Problem to solve
In this exercise, write out the data word for word and leave every image out.

** Opening Data extract block **

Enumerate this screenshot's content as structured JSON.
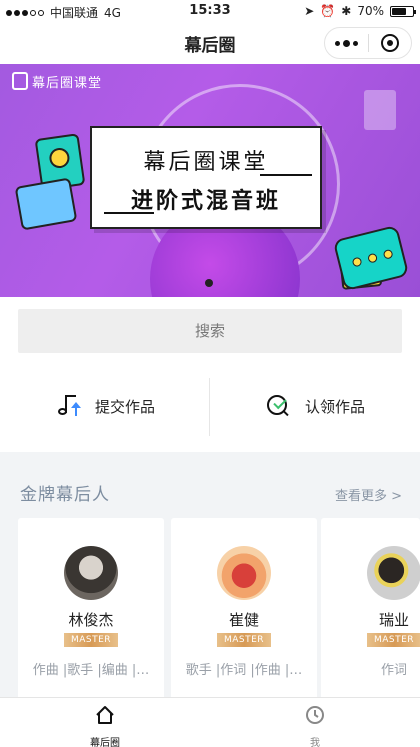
{
  "status_bar": {
    "carrier": "中国联通",
    "network": "4G",
    "time": "15:33",
    "battery": "70%",
    "battery_level": 0.7
  },
  "navbar": {
    "title": "幕后圈"
  },
  "banner": {
    "logo_name": "幕后圈课堂",
    "line1": "幕后圈课堂",
    "line2": "进阶式混音班",
    "slide_count": 1,
    "active_slide": 1
  },
  "search": {
    "placeholder": "搜索"
  },
  "actions": {
    "submit_label": "提交作品",
    "claim_label": "认领作品"
  },
  "gold_section": {
    "title": "金牌幕后人",
    "more_label": "查看更多 >",
    "people": [
      {
        "name": "林俊杰",
        "badge": "MASTER",
        "tags": "作曲 |歌手 |编曲 |…"
      },
      {
        "name": "崔健",
        "badge": "MASTER",
        "tags": "歌手 |作词 |作曲 |…"
      },
      {
        "name": "瑞业",
        "badge": "MASTER",
        "tags": "作词"
      }
    ]
  },
  "tabbar": {
    "tabs": [
      {
        "label": "幕后圈",
        "icon": "home-icon",
        "active": true
      },
      {
        "label": "我",
        "icon": "clock-icon",
        "active": false
      }
    ]
  },
  "colors": {
    "banner_purple": "#a35ae0",
    "section_bg": "#f2f4f6",
    "badge_gold": "#d79a55",
    "accent_blue": "#3d8bfd",
    "accent_green": "#3cbf6d"
  }
}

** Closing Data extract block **

Written response
Enumerate this screenshot's content as structured JSON.
{
  "status_bar": {
    "carrier": "中国联通",
    "network": "4G",
    "time": "15:33",
    "battery": "70%",
    "battery_level": 0.7
  },
  "navbar": {
    "title": "幕后圈"
  },
  "banner": {
    "logo_name": "幕后圈课堂",
    "line1": "幕后圈课堂",
    "line2": "进阶式混音班",
    "slide_count": 1,
    "active_slide": 1
  },
  "search": {
    "placeholder": "搜索"
  },
  "actions": {
    "submit_label": "提交作品",
    "claim_label": "认领作品"
  },
  "gold_section": {
    "title": "金牌幕后人",
    "more_label": "查看更多 >",
    "people": [
      {
        "name": "林俊杰",
        "badge": "MASTER",
        "tags": "作曲 |歌手 |编曲 |…"
      },
      {
        "name": "崔健",
        "badge": "MASTER",
        "tags": "歌手 |作词 |作曲 |…"
      },
      {
        "name": "瑞业",
        "badge": "MASTER",
        "tags": "作词"
      }
    ]
  },
  "tabbar": {
    "tabs": [
      {
        "label": "幕后圈",
        "icon": "home-icon",
        "active": true
      },
      {
        "label": "我",
        "icon": "clock-icon",
        "active": false
      }
    ]
  },
  "colors": {
    "banner_purple": "#a35ae0",
    "section_bg": "#f2f4f6",
    "badge_gold": "#d79a55",
    "accent_blue": "#3d8bfd",
    "accent_green": "#3cbf6d"
  }
}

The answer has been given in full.